All of this chest-beating and bullying by the labels has generated lots of ill will. Until recently, hardly anyone even knew what the RIAA was — today, its Web site is hacked and shut down about once a month. When the labels finally launched online ventures, they completely missed the mark with limited catalogs and restrictive digital rights-management schemes that impeded or prevented the things people want to do most: make CD compilations and transfer music to portable MP3 players. More recent online services such as MusicNet and Pressplay are steps in the right direction, but they have to go farther — with things like more attractive pricing and deeper catalogs — to compete with free services.
For instance, the average price of a download is 99¢ a track, so downloading an 18-track CD song by song comes to about $18. While this is only slightly more than the average price of a CD, you’re getting compressed audio and no packaging, and you have to devote time and effort to downloading the music.

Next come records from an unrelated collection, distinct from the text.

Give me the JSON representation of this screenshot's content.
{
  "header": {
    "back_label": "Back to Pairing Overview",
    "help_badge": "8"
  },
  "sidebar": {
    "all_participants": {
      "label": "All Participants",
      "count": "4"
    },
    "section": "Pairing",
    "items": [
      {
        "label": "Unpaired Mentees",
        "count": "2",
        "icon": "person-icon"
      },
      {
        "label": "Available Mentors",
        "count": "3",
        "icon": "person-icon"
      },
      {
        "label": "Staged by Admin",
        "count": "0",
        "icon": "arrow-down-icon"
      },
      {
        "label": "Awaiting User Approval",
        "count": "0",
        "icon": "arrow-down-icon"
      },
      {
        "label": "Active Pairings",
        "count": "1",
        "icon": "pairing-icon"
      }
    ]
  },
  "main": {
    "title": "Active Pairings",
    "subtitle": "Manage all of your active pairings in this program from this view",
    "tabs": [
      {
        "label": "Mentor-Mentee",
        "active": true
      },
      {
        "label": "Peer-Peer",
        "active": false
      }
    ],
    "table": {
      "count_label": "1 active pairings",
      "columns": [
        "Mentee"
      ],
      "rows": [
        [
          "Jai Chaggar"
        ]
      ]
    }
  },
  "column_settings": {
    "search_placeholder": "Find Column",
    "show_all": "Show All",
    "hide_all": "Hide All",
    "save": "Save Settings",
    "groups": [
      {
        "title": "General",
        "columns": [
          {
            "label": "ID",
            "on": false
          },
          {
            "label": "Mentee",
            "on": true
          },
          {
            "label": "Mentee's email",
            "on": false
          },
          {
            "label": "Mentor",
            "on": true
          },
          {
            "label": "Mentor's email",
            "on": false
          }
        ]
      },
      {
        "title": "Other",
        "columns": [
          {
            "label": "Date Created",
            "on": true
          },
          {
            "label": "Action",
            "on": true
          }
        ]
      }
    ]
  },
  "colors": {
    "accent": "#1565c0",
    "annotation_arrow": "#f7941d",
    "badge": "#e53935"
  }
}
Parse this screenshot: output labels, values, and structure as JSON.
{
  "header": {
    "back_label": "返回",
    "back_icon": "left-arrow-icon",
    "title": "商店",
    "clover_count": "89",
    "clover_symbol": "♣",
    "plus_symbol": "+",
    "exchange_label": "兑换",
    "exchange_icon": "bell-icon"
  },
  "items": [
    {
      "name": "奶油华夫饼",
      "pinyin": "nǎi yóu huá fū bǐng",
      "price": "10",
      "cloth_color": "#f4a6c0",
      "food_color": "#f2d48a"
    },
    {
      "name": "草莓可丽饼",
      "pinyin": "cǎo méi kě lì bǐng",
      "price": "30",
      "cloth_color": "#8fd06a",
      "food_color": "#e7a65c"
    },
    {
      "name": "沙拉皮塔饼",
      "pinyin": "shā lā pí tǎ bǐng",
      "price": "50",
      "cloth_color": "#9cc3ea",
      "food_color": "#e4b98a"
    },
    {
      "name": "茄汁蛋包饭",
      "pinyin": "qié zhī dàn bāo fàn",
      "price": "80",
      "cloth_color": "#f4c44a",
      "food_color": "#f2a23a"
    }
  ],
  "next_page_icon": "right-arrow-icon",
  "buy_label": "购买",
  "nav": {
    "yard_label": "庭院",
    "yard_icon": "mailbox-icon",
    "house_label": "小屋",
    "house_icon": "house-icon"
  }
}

That’s not to say that free downloads and file-sharing networks aren’t having an impact on the music business. In fact, given the usage statistics, it’s surprising they aren’t having a bigger impact. But they’re probably not the sole — or even major — cause of the industry’s woes. The irony is that, like other technological advances bitterly fought by the music industry — from player-piano rolls to the audio cassette — the Internet is probably its salvation. Forrester Research predicts that by 2007, 17% of the industry’s revenues, or $2.1 billion, will come from downloads. Jupiter Research’s projections are even rosier.
Recently, it appeared that the music industry might abandon its confrontational approach in favor of more diplomatic solutions. In a keynote speech in March before the National Association of Recording Merchandisers (NARM), retiring RIAA chairwoman Hilary Rosen said the industry needed to focus on buyers: “It’s time to come together. Now is our opportunity to put [consumers’] interests first.” Among the ways the industry could do this, she said, was to meet the demand for music in multiple formats, offer a deeper catalog, and enable people to make compilations “without feeling guilty or like criminals. Fighting piracy is a waste of time if the customer is not served in the legitimate marketplace.”
Such hope, however, turned out to be short-lived. That same week, the RIAA sent letters to 300 U.S. companies complaining about copyrighted materials on their corporate networks, warning, “These acts of infringement could expose your employees and your company to significant legal damages.” Rosen’s yet-to-be-named successor has a tall order to fill: find a way to stop the RIAA from shooting itself in the foot and get the record labels back in the business of effectively distributing their music.